Source: Dairy Research Cluster 3
Principal Investigator: Flavio Schenkel (University of Guelph)
Co-Investigators: Christine Baes, Angela Canovas, Janusz Jamrozik (University of Guelph)
Collaborators: Xin Zhao (McGill University), Ronaldo Cerri (University of British Columbia), Stephen LeBlanc, Eduardo Ribeiro, Filippo Miglior (University of Guelph)
National Dairy Research Strategy investment priority targeted:
- Dairy cattle genetic improvement (disease resistance, fertility, productivity, feed efficiency)
Why this research is important:
The Canadian dairy industry has been investing in the collection of many economically important novel phenotypes through the national health-recording system and various research projects. These traits include mastitis, metabolic diseases, fertility disorders, hoof health, feed efficiency and methane emissions, some of which currently have genetic evaluations available or in the future will. The introduction of genomic selection in 2009 in Canada has helped achieve significant increases in genetic gain for production, conformation, longevity and fertility traits with the backing of a large reference bull population. However, genomic selection is still limited for disease and other novel traits by a much smaller group of reference animals, as collected data is still minimal. Increasing the size of the reference population using females that are genotyped and have phenotypes for traits of interest can help increase the accuracy of genomic predictions for important novel traits.
It has been estimated that genomic selection for novel economically important traits could generate an additional $200 million per year in annual net benefits to the dairy sector due to increased genetic progress for new relevant traits1 . The inclusion of novel traits with more accurate genomic evaluations in Canadian dairy breeding programs will support profitability by improving animal health and welfare, and production efficiency in Canadian dairy herds.
- Maximize the genetic progress for novel traits such as mastitis, metabolic diseases, fertility disorders, hoof health, feed efficiency and methane emissions, by establishing an enlarged reference population of genotyped females; and,

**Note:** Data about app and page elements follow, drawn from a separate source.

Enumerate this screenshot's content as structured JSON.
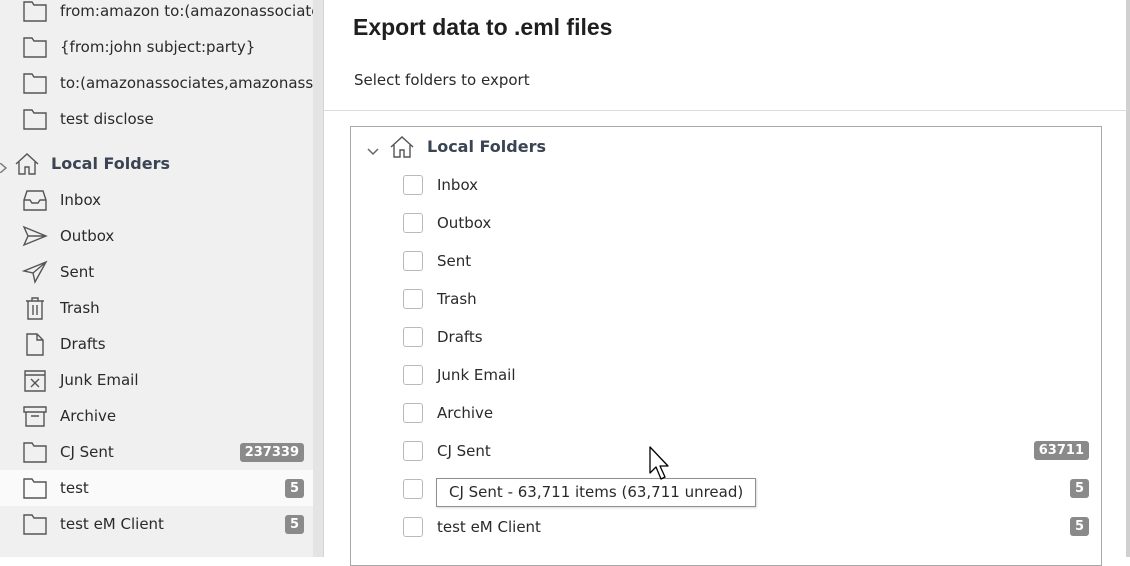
{
  "sidebar": {
    "items": [
      {
        "label": "from:amazon to:(amazonassociates,",
        "icon": "folder-icon"
      },
      {
        "label": "{from:john subject:party}",
        "icon": "folder-icon"
      },
      {
        "label": "to:(amazonassociates,amazonassoci",
        "icon": "folder-icon"
      },
      {
        "label": "test disclose",
        "icon": "folder-icon"
      }
    ],
    "local_folders_header": "Local Folders",
    "local_items": [
      {
        "label": "Inbox",
        "icon": "inbox-icon"
      },
      {
        "label": "Outbox",
        "icon": "outbox-icon"
      },
      {
        "label": "Sent",
        "icon": "sent-icon"
      },
      {
        "label": "Trash",
        "icon": "trash-icon"
      },
      {
        "label": "Drafts",
        "icon": "drafts-icon"
      },
      {
        "label": "Junk Email",
        "icon": "junk-icon"
      },
      {
        "label": "Archive",
        "icon": "archive-icon"
      },
      {
        "label": "CJ Sent",
        "icon": "folder-icon",
        "badge": "237339"
      },
      {
        "label": "test",
        "icon": "folder-icon",
        "badge": "5",
        "selected": true
      },
      {
        "label": "test eM Client",
        "icon": "folder-icon",
        "badge": "5"
      }
    ]
  },
  "dialog": {
    "title": "Export data to .eml files",
    "subtitle": "Select folders to export",
    "tree": {
      "root_label": "Local Folders",
      "items": [
        {
          "label": "Inbox"
        },
        {
          "label": "Outbox"
        },
        {
          "label": "Sent"
        },
        {
          "label": "Trash"
        },
        {
          "label": "Drafts"
        },
        {
          "label": "Junk Email"
        },
        {
          "label": "Archive"
        },
        {
          "label": "CJ Sent",
          "badge": "63711"
        },
        {
          "label": "",
          "badge": "5"
        },
        {
          "label": "test eM Client",
          "badge": "5"
        }
      ]
    },
    "tooltip": "CJ Sent - 63,711 items (63,711 unread)"
  },
  "colors": {
    "sidebar_bg": "#f0f0f0",
    "badge_bg": "#8a8a8a",
    "header_text": "#3a4452"
  }
}
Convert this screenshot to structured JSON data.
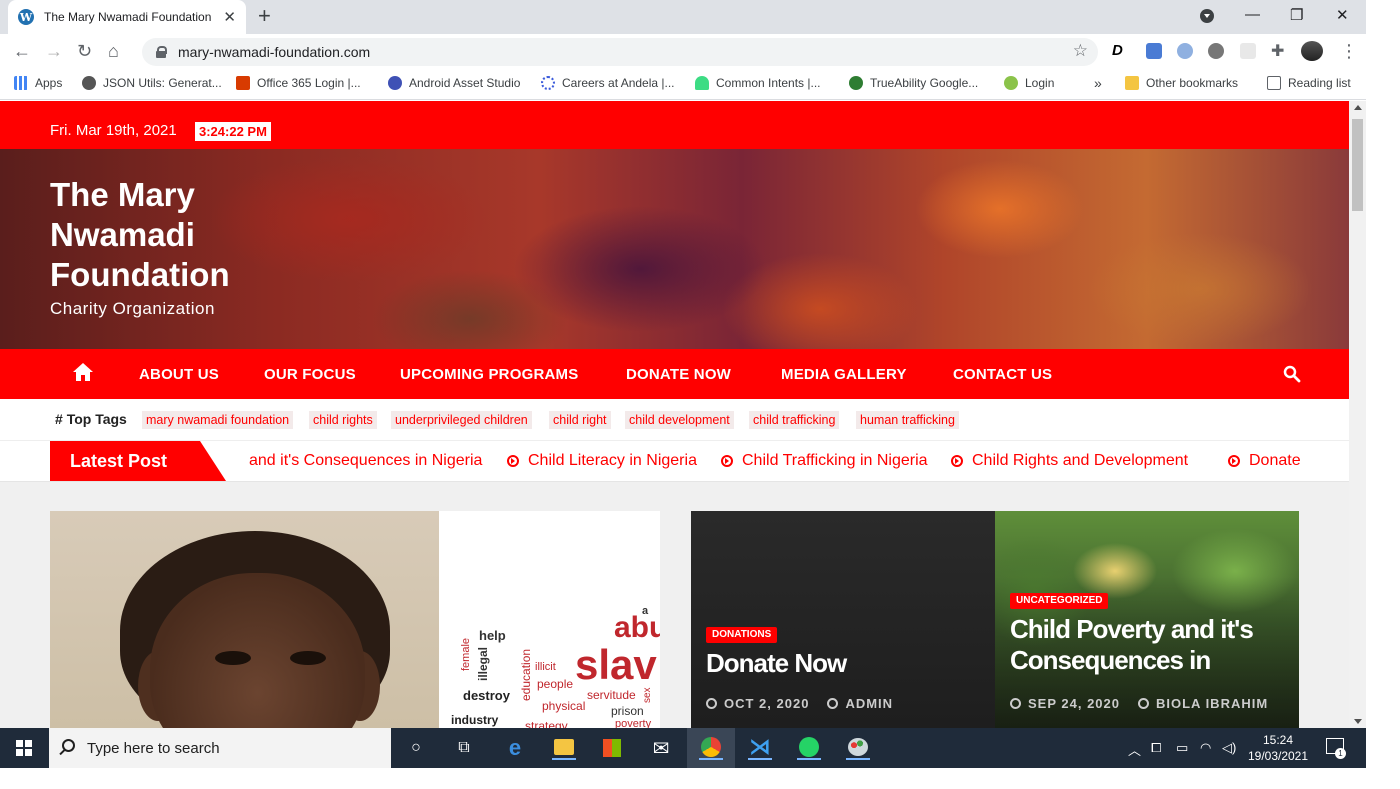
{
  "browser": {
    "tab_title": "The Mary Nwamadi Foundation",
    "url": "mary-nwamadi-foundation.com",
    "bookmarks": [
      {
        "label": "Apps",
        "color": "#4285f4"
      },
      {
        "label": "JSON Utils: Generat...",
        "color": "#555555"
      },
      {
        "label": "Office 365 Login |...",
        "color": "#d83b01"
      },
      {
        "label": "Android Asset Studio",
        "color": "#3f51b5"
      },
      {
        "label": "Careers at Andela |...",
        "color": "#3b5bdb"
      },
      {
        "label": "Common Intents |...",
        "color": "#3ddc84"
      },
      {
        "label": "TrueAbility Google...",
        "color": "#2e7d32"
      },
      {
        "label": "Login",
        "color": "#8bc34a"
      }
    ],
    "overflow_label": "»",
    "other_bookmarks": "Other bookmarks",
    "reading_list": "Reading list"
  },
  "site": {
    "date": "Fri. Mar 19th, 2021",
    "time": "3:24:22 PM",
    "title": "The Mary Nwamadi Foundation",
    "tagline": "Charity Organization",
    "nav": [
      "ABOUT US",
      "OUR FOCUS",
      "UPCOMING PROGRAMS",
      "DONATE NOW",
      "MEDIA GALLERY",
      "CONTACT US"
    ],
    "top_tags_label": "Top Tags",
    "tags": [
      "mary nwamadi foundation",
      "child rights",
      "underprivileged children",
      "child right",
      "child development",
      "child trafficking",
      "human trafficking"
    ],
    "latest_label": "Latest Post",
    "ticker": [
      "and it's Consequences in Nigeria",
      "Child Literacy in Nigeria",
      "Child Trafficking in Nigeria",
      "Child Rights and Development",
      "Donate"
    ],
    "wordcloud": [
      "abu",
      "slav",
      "help",
      "female",
      "illegal",
      "destroy",
      "education",
      "illicit",
      "people",
      "physical",
      "servitude",
      "prison",
      "industry",
      "strategy",
      "poverty",
      "sex",
      "a"
    ],
    "posts": [
      {
        "category": "DONATIONS",
        "title": "Donate Now",
        "date": "OCT 2, 2020",
        "author": "ADMIN"
      },
      {
        "category": "UNCATEGORIZED",
        "title_line1": "Child Poverty and it's",
        "title_line2": "Consequences in",
        "date": "SEP 24, 2020",
        "author": "BIOLA IBRAHIM"
      }
    ]
  },
  "taskbar": {
    "search_placeholder": "Type here to search",
    "time": "15:24",
    "date": "19/03/2021",
    "notification_count": "1"
  },
  "colors": {
    "brand_red": "#ff0000",
    "taskbar": "#1f2b3a"
  }
}
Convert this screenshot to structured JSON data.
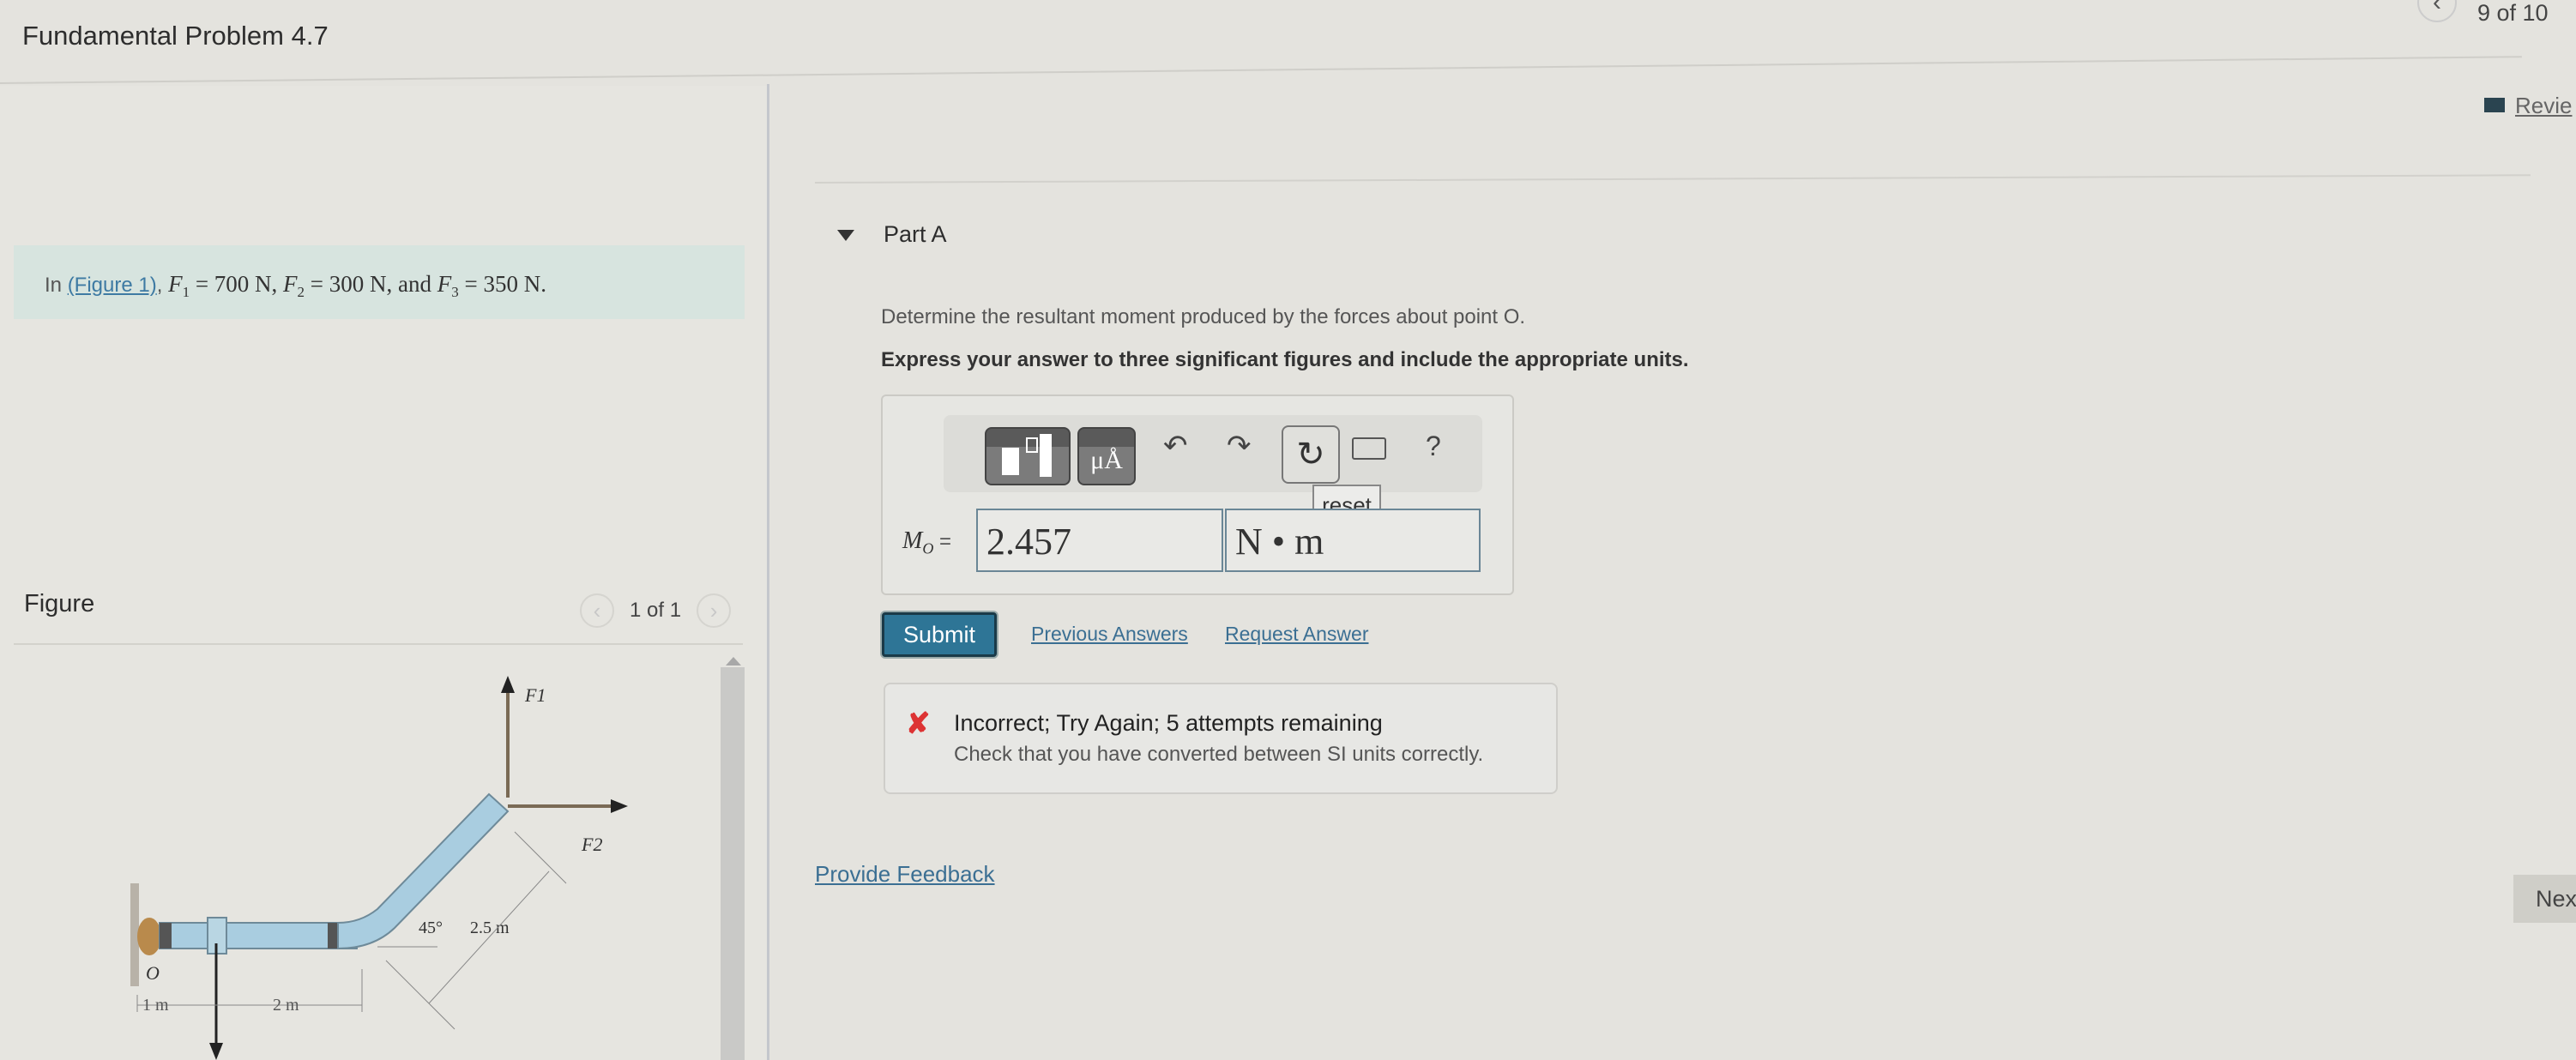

- Advance the understanding of the genetic control of novel traits and the potential role of additional “-omics” data, which can be used to characterize groups of biological molecules that translate into structure, function and biological systems within an organism, in Canadian dairy cattle breeding programs.
It has been demonstrated in previous research that the accuracy of genomic evaluations for novel traits can be improved by increasing the size of the reference population in a cost-effective manner by genotyping cows that already have phenotypes for novel traits.
This project aims to genotype 30,000 cows from selected commercial herds that are collecting relevant phenotypes to augment the size and diversity of the current reference population used in genomic selection. The enlarged reference population will be used by the researchers to determine genetic parameters, develop or improve genomic evaluations, and deliver more accurate genomic predictions for a series of novel traits. The researchers will also perform association studies, functional analyses, and fine mapping to identify regions of the genome or genes and associated biological pathways related to the novel traits. With these results, investigations will determine if “-omics” data can add benefit to genomic evaluations and breeding programs.
The construction of an enlarged female reference population composed of genotyped cows from herds recording novel traits of interest to support and increase the accuracy of routine genomic evaluations for a portfolio of traits, accelerating genomic gains and leading to the breeding of more disease resistant and efficient animals.
1 Chesnais, J. P. (2016). Breakthroughs in Dairy Genetics and Genomics. Presentation to Dairy Research Symposium of Dairy Farmers of Canada, February 5, 2016, Ottawa, Ontario.
NOTE: As per the research agreement, aside from providing financial support, the funders have no decision-making role in the design and conduct of the studies, data collection and analysis or interpretation of the data. Researchers maintain independence in conducting their studies, own their data, and report the outcomes regardless of the results. The decision to publish the findings rests solely with the researchers.